══ DATA FOR THIS EXERCISE

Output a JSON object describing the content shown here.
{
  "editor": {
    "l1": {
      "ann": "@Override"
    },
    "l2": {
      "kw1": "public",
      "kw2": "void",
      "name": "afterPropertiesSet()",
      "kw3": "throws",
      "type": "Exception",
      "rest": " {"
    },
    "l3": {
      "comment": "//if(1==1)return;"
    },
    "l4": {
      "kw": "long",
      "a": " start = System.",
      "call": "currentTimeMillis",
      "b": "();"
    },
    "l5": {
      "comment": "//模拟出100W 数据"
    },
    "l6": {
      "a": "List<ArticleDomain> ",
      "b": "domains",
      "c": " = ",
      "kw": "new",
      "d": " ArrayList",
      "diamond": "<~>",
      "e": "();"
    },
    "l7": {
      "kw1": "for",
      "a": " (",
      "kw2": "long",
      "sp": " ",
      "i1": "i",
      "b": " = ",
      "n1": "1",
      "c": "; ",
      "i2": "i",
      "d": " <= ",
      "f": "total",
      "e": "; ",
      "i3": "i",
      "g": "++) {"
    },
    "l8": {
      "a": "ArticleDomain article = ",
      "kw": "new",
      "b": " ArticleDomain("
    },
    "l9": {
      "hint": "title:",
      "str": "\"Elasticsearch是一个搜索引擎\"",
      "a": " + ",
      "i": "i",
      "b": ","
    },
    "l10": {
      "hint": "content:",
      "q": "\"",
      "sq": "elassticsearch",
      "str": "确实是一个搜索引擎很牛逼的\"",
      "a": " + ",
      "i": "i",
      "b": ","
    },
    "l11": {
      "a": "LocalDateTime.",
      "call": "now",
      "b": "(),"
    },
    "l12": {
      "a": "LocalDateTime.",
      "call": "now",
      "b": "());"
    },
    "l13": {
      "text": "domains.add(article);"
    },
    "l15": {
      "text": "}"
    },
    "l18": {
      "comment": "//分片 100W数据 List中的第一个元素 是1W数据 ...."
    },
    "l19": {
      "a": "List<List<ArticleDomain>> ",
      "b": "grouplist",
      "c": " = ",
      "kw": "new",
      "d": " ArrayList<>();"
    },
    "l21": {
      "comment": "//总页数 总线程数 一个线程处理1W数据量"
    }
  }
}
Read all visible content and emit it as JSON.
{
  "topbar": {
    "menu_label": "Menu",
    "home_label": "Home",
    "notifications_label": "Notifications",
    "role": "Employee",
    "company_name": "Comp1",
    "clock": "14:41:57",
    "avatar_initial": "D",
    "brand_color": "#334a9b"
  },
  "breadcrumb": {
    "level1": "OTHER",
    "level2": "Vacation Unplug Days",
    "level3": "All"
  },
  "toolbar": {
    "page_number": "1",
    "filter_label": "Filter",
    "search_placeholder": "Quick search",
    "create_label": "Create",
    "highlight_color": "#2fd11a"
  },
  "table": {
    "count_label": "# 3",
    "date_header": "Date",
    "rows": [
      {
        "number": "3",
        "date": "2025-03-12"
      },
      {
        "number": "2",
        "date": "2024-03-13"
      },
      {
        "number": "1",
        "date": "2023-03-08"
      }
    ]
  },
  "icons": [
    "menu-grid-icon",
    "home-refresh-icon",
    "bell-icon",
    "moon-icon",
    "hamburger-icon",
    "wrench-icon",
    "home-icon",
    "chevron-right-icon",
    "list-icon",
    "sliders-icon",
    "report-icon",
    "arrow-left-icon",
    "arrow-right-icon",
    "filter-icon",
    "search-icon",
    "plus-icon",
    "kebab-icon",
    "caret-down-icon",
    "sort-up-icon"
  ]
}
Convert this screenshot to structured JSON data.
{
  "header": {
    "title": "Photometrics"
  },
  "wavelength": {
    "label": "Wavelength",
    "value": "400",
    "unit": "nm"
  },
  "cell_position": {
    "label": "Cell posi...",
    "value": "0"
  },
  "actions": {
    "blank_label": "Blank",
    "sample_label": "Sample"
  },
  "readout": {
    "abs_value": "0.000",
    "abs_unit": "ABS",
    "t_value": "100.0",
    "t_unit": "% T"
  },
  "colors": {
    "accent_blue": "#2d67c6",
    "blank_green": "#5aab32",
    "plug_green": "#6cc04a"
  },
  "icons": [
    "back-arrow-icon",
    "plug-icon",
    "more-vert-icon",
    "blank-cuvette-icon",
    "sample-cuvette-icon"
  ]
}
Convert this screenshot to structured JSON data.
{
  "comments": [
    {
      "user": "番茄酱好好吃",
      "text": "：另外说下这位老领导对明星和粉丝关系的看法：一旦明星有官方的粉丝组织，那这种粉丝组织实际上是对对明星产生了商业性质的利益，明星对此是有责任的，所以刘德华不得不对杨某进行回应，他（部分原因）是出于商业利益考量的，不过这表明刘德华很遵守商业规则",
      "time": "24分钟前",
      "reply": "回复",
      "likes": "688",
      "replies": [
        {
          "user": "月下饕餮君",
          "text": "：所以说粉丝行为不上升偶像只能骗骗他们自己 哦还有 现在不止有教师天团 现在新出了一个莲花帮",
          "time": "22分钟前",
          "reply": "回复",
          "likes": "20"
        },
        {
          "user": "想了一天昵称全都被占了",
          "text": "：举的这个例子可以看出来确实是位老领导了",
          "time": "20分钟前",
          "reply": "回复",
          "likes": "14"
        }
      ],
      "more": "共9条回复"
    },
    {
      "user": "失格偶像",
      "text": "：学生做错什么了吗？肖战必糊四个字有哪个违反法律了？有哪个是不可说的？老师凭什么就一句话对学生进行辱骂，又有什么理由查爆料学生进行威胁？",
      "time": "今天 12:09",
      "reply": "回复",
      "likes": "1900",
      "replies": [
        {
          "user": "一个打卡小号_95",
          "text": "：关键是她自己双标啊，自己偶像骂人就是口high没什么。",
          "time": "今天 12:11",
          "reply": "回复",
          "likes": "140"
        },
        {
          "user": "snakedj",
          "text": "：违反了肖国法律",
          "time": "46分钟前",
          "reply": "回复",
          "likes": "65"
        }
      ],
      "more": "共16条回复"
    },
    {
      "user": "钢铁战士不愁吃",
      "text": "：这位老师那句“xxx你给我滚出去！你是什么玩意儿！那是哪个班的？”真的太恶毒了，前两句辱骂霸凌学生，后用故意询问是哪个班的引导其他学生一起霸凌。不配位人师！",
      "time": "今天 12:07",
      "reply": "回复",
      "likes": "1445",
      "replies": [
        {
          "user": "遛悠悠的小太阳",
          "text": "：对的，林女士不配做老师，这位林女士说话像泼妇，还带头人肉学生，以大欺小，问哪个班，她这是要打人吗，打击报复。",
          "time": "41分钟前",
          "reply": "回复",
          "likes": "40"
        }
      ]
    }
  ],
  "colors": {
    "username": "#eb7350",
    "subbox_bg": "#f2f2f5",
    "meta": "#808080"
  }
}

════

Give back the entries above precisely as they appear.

Output a JSON object describing the content shown here.
{
  "editor": {
    "l1": {
      "ann": "@Override"
    },
    "l2": {
      "kw1": "public",
      "kw2": "void",
      "name": "afterPropertiesSet()",
      "kw3": "throws",
      "type": "Exception",
      "rest": " {"
    },
    "l3": {
      "comment": "//if(1==1)return;"
    },
    "l4": {
      "kw": "long",
      "a": " start = System.",
      "call": "currentTimeMillis",
      "b": "();"
    },
    "l5": {
      "comment": "//模拟出100W 数据"
    },
    "l6": {
      "a": "List<ArticleDomain> ",
      "b": "domains",
      "c": " = ",
      "kw": "new",
      "d": " ArrayList",
      "diamond": "<~>",
      "e": "();"
    },
    "l7": {
      "kw1": "for",
      "a": " (",
      "kw2": "long",
      "sp": " ",
      "i1": "i",
      "b": " = ",
      "n1": "1",
      "c": "; ",
      "i2": "i",
      "d": " <= ",
      "f": "total",
      "e": "; ",
      "i3": "i",
      "g": "++) {"
    },
    "l8": {
      "a": "ArticleDomain article = ",
      "kw": "new",
      "b": " ArticleDomain("
    },
    "l9": {
      "hint": "title:",
      "str": "\"Elasticsearch是一个搜索引擎\"",
      "a": " + ",
      "i": "i",
      "b": ","
    },
    "l10": {
      "hint": "content:",
      "q": "\"",
      "sq": "elassticsearch",
      "str": "确实是一个搜索引擎很牛逼的\"",
      "a": " + ",
      "i": "i",
      "b": ","
    },
    "l11": {
      "a": "LocalDateTime.",
      "call": "now",
      "b": "(),"
    },
    "l12": {
      "a": "LocalDateTime.",
      "call": "now",
      "b": "());"
    },
    "l13": {
      "text": "domains.add(article);"
    },
    "l15": {
      "text": "}"
    },
    "l18": {
      "comment": "//分片 100W数据 List中的第一个元素 是1W数据 ...."
    },
    "l19": {
      "a": "List<List<ArticleDomain>> ",
      "b": "grouplist",
      "c": " = ",
      "kw": "new",
      "d": " ArrayList<>();"
    },
    "l21": {
      "comment": "//总页数 总线程数 一个线程处理1W数据量"
    }
  }
}
Read all visible content and emit it as JSON.
{
  "topbar": {
    "menu_label": "Menu",
    "home_label": "Home",
    "notifications_label": "Notifications",
    "role": "Employee",
    "company_name": "Comp1",
    "clock": "14:41:57",
    "avatar_initial": "D",
    "brand_color": "#334a9b"
  },
  "breadcrumb": {
    "level1": "OTHER",
    "level2": "Vacation Unplug Days",
    "level3": "All"
  },
  "toolbar": {
    "page_number": "1",
    "filter_label": "Filter",
    "search_placeholder": "Quick search",
    "create_label": "Create",
    "highlight_color": "#2fd11a"
  },
  "table": {
    "count_label": "# 3",
    "date_header": "Date",
    "rows": [
      {
        "number": "3",
        "date": "2025-03-12"
      },
      {
        "number": "2",
        "date": "2024-03-13"
      },
      {
        "number": "1",
        "date": "2023-03-08"
      }
    ]
  },
  "icons": [
    "menu-grid-icon",
    "home-refresh-icon",
    "bell-icon",
    "moon-icon",
    "hamburger-icon",
    "wrench-icon",
    "home-icon",
    "chevron-right-icon",
    "list-icon",
    "sliders-icon",
    "report-icon",
    "arrow-left-icon",
    "arrow-right-icon",
    "filter-icon",
    "search-icon",
    "plus-icon",
    "kebab-icon",
    "caret-down-icon",
    "sort-up-icon"
  ]
}
Convert this screenshot to structured JSON data.
{
  "header": {
    "title": "Photometrics"
  },
  "wavelength": {
    "label": "Wavelength",
    "value": "400",
    "unit": "nm"
  },
  "cell_position": {
    "label": "Cell posi...",
    "value": "0"
  },
  "actions": {
    "blank_label": "Blank",
    "sample_label": "Sample"
  },
  "readout": {
    "abs_value": "0.000",
    "abs_unit": "ABS",
    "t_value": "100.0",
    "t_unit": "% T"
  },
  "colors": {
    "accent_blue": "#2d67c6",
    "blank_green": "#5aab32",
    "plug_green": "#6cc04a"
  },
  "icons": [
    "back-arrow-icon",
    "plug-icon",
    "more-vert-icon",
    "blank-cuvette-icon",
    "sample-cuvette-icon"
  ]
}
Convert this screenshot to structured JSON data.
{
  "comments": [
    {
      "user": "番茄酱好好吃",
      "text": "：另外说下这位老领导对明星和粉丝关系的看法：一旦明星有官方的粉丝组织，那这种粉丝组织实际上是对对明星产生了商业性质的利益，明星对此是有责任的，所以刘德华不得不对杨某进行回应，他（部分原因）是出于商业利益考量的，不过这表明刘德华很遵守商业规则",
      "time": "24分钟前",
      "reply": "回复",
      "likes": "688",
      "replies": [
        {
          "user": "月下饕餮君",
          "text": "：所以说粉丝行为不上升偶像只能骗骗他们自己 哦还有 现在不止有教师天团 现在新出了一个莲花帮",
          "time": "22分钟前",
          "reply": "回复",
          "likes": "20"
        },
        {
          "user": "想了一天昵称全都被占了",
          "text": "：举的这个例子可以看出来确实是位老领导了",
          "time": "20分钟前",
          "reply": "回复",
          "likes": "14"
        }
      ],
      "more": "共9条回复"
    },
    {
      "user": "失格偶像",
      "text": "：学生做错什么了吗？肖战必糊四个字有哪个违反法律了？有哪个是不可说的？老师凭什么就一句话对学生进行辱骂，又有什么理由查爆料学生进行威胁？",
      "time": "今天 12:09",
      "reply": "回复",
      "likes": "1900",
      "replies": [
        {
          "user": "一个打卡小号_95",
          "text": "：关键是她自己双标啊，自己偶像骂人就是口high没什么。",
          "time": "今天 12:11",
          "reply": "回复",
          "likes": "140"
        },
        {
          "user": "snakedj",
          "text": "：违反了肖国法律",
          "time": "46分钟前",
          "reply": "回复",
          "likes": "65"
        }
      ],
      "more": "共16条回复"
    },
    {
      "user": "钢铁战士不愁吃",
      "text": "：这位老师那句“xxx你给我滚出去！你是什么玩意儿！那是哪个班的？”真的太恶毒了，前两句辱骂霸凌学生，后用故意询问是哪个班的引导其他学生一起霸凌。不配位人师！",
      "time": "今天 12:07",
      "reply": "回复",
      "likes": "1445",
      "replies": [
        {
          "user": "遛悠悠的小太阳",
          "text": "：对的，林女士不配做老师，这位林女士说话像泼妇，还带头人肉学生，以大欺小，问哪个班，她这是要打人吗，打击报复。",
          "time": "41分钟前",
          "reply": "回复",
          "likes": "40"
        }
      ]
    }
  ],
  "colors": {
    "username": "#eb7350",
    "subbox_bg": "#f2f2f5",
    "meta": "#808080"
  }
}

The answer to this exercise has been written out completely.